Task objective:
Reproduce the full set of records that follow, exactly as shown.

Dataset records:
::::::

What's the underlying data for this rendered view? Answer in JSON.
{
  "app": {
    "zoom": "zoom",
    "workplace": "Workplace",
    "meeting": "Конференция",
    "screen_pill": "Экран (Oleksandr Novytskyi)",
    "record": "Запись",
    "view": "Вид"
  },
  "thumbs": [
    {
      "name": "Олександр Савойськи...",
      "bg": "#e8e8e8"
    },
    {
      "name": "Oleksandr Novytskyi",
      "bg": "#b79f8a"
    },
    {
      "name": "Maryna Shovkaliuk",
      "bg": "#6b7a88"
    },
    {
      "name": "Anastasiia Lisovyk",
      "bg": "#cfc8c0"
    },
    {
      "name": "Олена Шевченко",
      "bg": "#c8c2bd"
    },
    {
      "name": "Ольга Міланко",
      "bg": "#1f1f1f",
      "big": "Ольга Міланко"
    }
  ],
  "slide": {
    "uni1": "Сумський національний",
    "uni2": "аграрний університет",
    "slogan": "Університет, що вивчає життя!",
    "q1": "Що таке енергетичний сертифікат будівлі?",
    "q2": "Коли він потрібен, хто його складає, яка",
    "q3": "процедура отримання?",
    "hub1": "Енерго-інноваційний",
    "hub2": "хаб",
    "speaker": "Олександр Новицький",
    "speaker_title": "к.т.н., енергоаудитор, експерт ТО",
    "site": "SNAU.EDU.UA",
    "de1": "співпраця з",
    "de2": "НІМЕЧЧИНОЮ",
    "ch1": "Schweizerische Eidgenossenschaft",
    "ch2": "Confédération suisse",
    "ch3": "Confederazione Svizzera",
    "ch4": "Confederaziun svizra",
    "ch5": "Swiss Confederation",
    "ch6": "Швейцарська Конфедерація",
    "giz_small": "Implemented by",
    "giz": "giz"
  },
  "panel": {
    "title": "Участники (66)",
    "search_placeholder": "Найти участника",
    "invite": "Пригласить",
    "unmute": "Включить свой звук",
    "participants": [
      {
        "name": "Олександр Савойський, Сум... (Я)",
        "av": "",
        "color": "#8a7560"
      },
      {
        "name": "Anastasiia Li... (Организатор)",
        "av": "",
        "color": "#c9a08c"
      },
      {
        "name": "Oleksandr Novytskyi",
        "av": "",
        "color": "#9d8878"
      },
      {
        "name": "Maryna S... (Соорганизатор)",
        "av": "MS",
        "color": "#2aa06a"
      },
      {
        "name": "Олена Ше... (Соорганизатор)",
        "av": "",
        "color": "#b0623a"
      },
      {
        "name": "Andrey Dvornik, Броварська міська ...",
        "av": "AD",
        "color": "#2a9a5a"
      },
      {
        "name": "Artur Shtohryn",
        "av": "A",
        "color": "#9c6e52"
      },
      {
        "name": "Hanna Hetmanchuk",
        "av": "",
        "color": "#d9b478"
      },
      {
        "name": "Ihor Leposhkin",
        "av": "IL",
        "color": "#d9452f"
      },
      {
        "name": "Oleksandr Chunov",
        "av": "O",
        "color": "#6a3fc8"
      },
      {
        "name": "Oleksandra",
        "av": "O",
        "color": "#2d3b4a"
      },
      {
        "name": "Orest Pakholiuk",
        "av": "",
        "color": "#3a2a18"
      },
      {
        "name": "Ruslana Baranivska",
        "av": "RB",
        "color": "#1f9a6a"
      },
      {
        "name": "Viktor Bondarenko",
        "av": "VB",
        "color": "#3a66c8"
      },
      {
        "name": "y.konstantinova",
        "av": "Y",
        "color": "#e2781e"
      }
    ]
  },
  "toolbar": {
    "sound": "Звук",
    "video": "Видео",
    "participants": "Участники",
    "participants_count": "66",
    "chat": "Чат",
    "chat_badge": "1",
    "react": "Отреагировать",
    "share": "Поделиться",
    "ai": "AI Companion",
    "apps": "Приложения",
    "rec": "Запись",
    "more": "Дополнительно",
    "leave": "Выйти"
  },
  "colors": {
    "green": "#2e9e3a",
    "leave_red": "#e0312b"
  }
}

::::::

Your solution:
What's the underlying data for this rendered view? Answer in JSON.
{
  "app": {
    "zoom": "zoom",
    "workplace": "Workplace",
    "meeting": "Конференция",
    "screen_pill": "Экран (Oleksandr Novytskyi)",
    "record": "Запись",
    "view": "Вид"
  },
  "thumbs": [
    {
      "name": "Олександр Савойськи...",
      "bg": "#e8e8e8"
    },
    {
      "name": "Oleksandr Novytskyi",
      "bg": "#b79f8a"
    },
    {
      "name": "Maryna Shovkaliuk",
      "bg": "#6b7a88"
    },
    {
      "name": "Anastasiia Lisovyk",
      "bg": "#cfc8c0"
    },
    {
      "name": "Олена Шевченко",
      "bg": "#c8c2bd"
    },
    {
      "name": "Ольга Міланко",
      "bg": "#1f1f1f",
      "big": "Ольга Міланко"
    }
  ],
  "slide": {
    "uni1": "Сумський національний",
    "uni2": "аграрний університет",
    "slogan": "Університет, що вивчає життя!",
    "q1": "Що таке енергетичний сертифікат будівлі?",
    "q2": "Коли він потрібен, хто його складає, яка",
    "q3": "процедура отримання?",
    "hub1": "Енерго-інноваційний",
    "hub2": "хаб",
    "speaker": "Олександр Новицький",
    "speaker_title": "к.т.н., енергоаудитор, експерт ТО",
    "site": "SNAU.EDU.UA",
    "de1": "співпраця з",
    "de2": "НІМЕЧЧИНОЮ",
    "ch1": "Schweizerische Eidgenossenschaft",
    "ch2": "Confédération suisse",
    "ch3": "Confederazione Svizzera",
    "ch4": "Confederaziun svizra",
    "ch5": "Swiss Confederation",
    "ch6": "Швейцарська Конфедерація",
    "giz_small": "Implemented by",
    "giz": "giz"
  },
  "panel": {
    "title": "Участники (66)",
    "search_placeholder": "Найти участника",
    "invite": "Пригласить",
    "unmute": "Включить свой звук",
    "participants": [
      {
        "name": "Олександр Савойський, Сум... (Я)",
        "av": "",
        "color": "#8a7560"
      },
      {
        "name": "Anastasiia Li... (Организатор)",
        "av": "",
        "color": "#c9a08c"
      },
      {
        "name": "Oleksandr Novytskyi",
        "av": "",
        "color": "#9d8878"
      },
      {
        "name": "Maryna S... (Соорганизатор)",
        "av": "MS",
        "color": "#2aa06a"
      },
      {
        "name": "Олена Ше... (Соорганизатор)",
        "av": "",
        "color": "#b0623a"
      },
      {
        "name": "Andrey Dvornik, Броварська міська ...",
        "av": "AD",
        "color": "#2a9a5a"
      },
      {
        "name": "Artur Shtohryn",
        "av": "A",
        "color": "#9c6e52"
      },
      {
        "name": "Hanna Hetmanchuk",
        "av": "",
        "color": "#d9b478"
      },
      {
        "name": "Ihor Leposhkin",
        "av": "IL",
        "color": "#d9452f"
      },
      {
        "name": "Oleksandr Chunov",
        "av": "O",
        "color": "#6a3fc8"
      },
      {
        "name": "Oleksandra",
        "av": "O",
        "color": "#2d3b4a"
      },
      {
        "name": "Orest Pakholiuk",
        "av": "",
        "color": "#3a2a18"
      },
      {
        "name": "Ruslana Baranivska",
        "av": "RB",
        "color": "#1f9a6a"
      },
      {
        "name": "Viktor Bondarenko",
        "av": "VB",
        "color": "#3a66c8"
      },
      {
        "name": "y.konstantinova",
        "av": "Y",
        "color": "#e2781e"
      }
    ]
  },
  "toolbar": {
    "sound": "Звук",
    "video": "Видео",
    "participants": "Участники",
    "participants_count": "66",
    "chat": "Чат",
    "chat_badge": "1",
    "react": "Отреагировать",
    "share": "Поделиться",
    "ai": "AI Companion",
    "apps": "Приложения",
    "rec": "Запись",
    "more": "Дополнительно",
    "leave": "Выйти"
  },
  "colors": {
    "green": "#2e9e3a",
    "leave_red": "#e0312b"
  }
}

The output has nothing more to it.